Dirty Bomb More Likely To Create Fear Than Cause Cancer
Mar 17 2002 @ 02:04 by Ben Stein
Radiation effects from such devices are likely to be too low to calculate, health physicist says.From Inside Science News Service
Published with permission from AiP.
Rochester, NY (March 13, 2002) - The latest post-9/11 disaster scenario making news headlines is the "dirty bomb." The theoretical situation occurs when terrorists get hold of radioactive material from a hospital or food-irradiation plant, attach it to an explosive, and detonate the bomb in an urban area. The explosion spreads the radioactive material all over a city and exposes the population to radiation. Yet according to a health physicist, the biggest health risk from a dirty bomb would not, reassuringly, be cancer, but something more preventable: panic.
A dirty bomb "would probably not lead to many, if any, cancer deaths," says Andrew Karam, radiation safety officer of the University of Rochester in Rochester, NY. But if the public receives unreliable or exaggerated information about dirty bombs, Karam worries that "the use of a radiological weapon would result in many deaths in traffic accidents as people flee the scene, and possibly stress- and anxiety-induced heart attacks."
The radiation dose from a dirty bomb would likely be relatively small, says the Rochester health scientist. Even a potent dirty bomb, consisting of a radioactive cobalt-60 rod used for food irradiation, for example, would deliver an average dose of a few tenths of a rem for people within a half-mile radius, he says. (A rem is a unit of radiation dose.) This compares to the 0.3-0.4 rem average dose per year that a person receives from natural sources, and 5 rem, the typical annual dose limit for nuclear and radiation workers (most radiation workers receive less than 1 rem of exposure annually).

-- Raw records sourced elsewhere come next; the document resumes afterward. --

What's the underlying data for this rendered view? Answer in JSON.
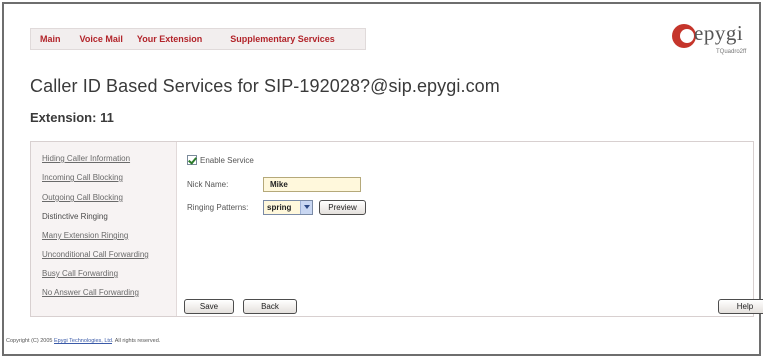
{
  "nav": {
    "items": [
      "Main",
      "Voice Mail",
      "Your Extension",
      "Supplementary Services"
    ]
  },
  "logo": {
    "word": "epygi",
    "model": "TQuadro2ff"
  },
  "page": {
    "title": "Caller ID Based Services for SIP-192028?@sip.epygi.com",
    "extension": "Extension: 11"
  },
  "sidebar": {
    "items": [
      {
        "label": "Hiding Caller Information"
      },
      {
        "label": "Incoming Call Blocking"
      },
      {
        "label": "Outgoing Call Blocking"
      },
      {
        "label": "Distinctive Ringing"
      },
      {
        "label": "Many Extension Ringing"
      },
      {
        "label": "Unconditional Call Forwarding"
      },
      {
        "label": "Busy Call Forwarding"
      },
      {
        "label": "No Answer Call Forwarding"
      }
    ]
  },
  "form": {
    "enable_label": "Enable Service",
    "enable_checked": true,
    "nick_label": "Nick Name:",
    "nick_value": "Mike",
    "pattern_label": "Ringing Patterns:",
    "pattern_value": "spring",
    "preview_label": "Preview"
  },
  "buttons": {
    "save": "Save",
    "back": "Back",
    "help": "Help"
  },
  "footer": {
    "prefix": "Copyright (C) 2005 ",
    "company": "Epygi Technologies, Ltd",
    "suffix": ". All rights reserved."
  },
  "colors": {
    "nav_link": "#b2242a",
    "logo_red": "#c5352b",
    "input_bg": "#fff8dc"
  }
}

Some recent news accounts have predicted that dirty bombs would cause a small amount of additional cancer cases. However, Karam says these estimates are all based on a faulty assumption.
"They are based on the use of a concept called 'collective dose,' the concept that exposing a large number of people to very low levels of radiation will result in a certain number of cancer deaths," he explains. "By analogy, we can say that throwing one small stone at each of a million people will result in crushing one or two people because the combined weight of all the stones adds up to a ton, which is enough to crush someone."
Karam notes that the Health Physics Society, a professional organization comprised of over 6,000 radiation safety professionals, has advised against calculating risk from exposure to low levels of radiation (less than 10 rem). The International Council on Radiation Protection (ICRP) has similarly advised against calculating risk to populations when the highest-exposed person in that population receives a small dose.
"The radiation exposure to people in the wake of a radiological attack is much less than the doses to which both the Health Physics Society and the ICRP refer," Karam says.
Why do these organizations advise against making such estimates for low doses? The only comprehensive data for calculating radiation-based cancer risks comes from the Hiroshima and Nagasaki populations surviving the two atomic bombs dropped by the U.S. These populations were exposed to relatively large radiation doses. The problem occurs when people try to extrapolate the cancer risks from these doses-tens to hundreds of rems-to the relatively low dose of a dirty bomb.
Extrapolating in this way from high-dose to low-dose assumes that cancer risk is linear-in other words, the lower the dose, the lower the cancer risk-and has no threshold-that is, the risk of cancer can occur no matter how low the radiation dose.
However, researchers have been finding evidence against this linear, no-threshold hypothesis, according to Karam. In fact, some evidence exists that there is a threshold-a minimum radiation dose-for causing cancer, he says.
Government radiation exposure standards, such as those from the Environmental Protection Agency, are currently based on the linear, no-threshold hypothesis, because it is the most pessimistic scenario. Because of these standards, mass evacuations and large cleanup costs would result from a dirty bomb. But in the unfortunate event of a dirty bomb, he says, the biggest enemy is fear. Radiation officers would be able to measure radiation levels fairly quickly and assess the situation. According to all imaginable scenarios, the public would suffer no measurable health risks by taking a few extra moments to evacuate the affected area in an orderly fashion.
"The best way to protect ourselves against radiological terrorism is to make sure the public and emergency responders are provided with the best information," Karam says.
Ben Stein, Inside Science News Service, firstname.lastname@example.org, 301-209-3091,
Andrew Karam, Radiation Safety Officer, University of Rochester, 585-275-1473, Andrew_karam@urmc.rochester.edu
Health Physics Society Papers (select "Radiation Risks in Perspective") http://www.hps.org/hpspublications/papers.html
Aug 29 2002
Jun 7 2002
May 8 2002
Apr 30 2002
Apr 17 2002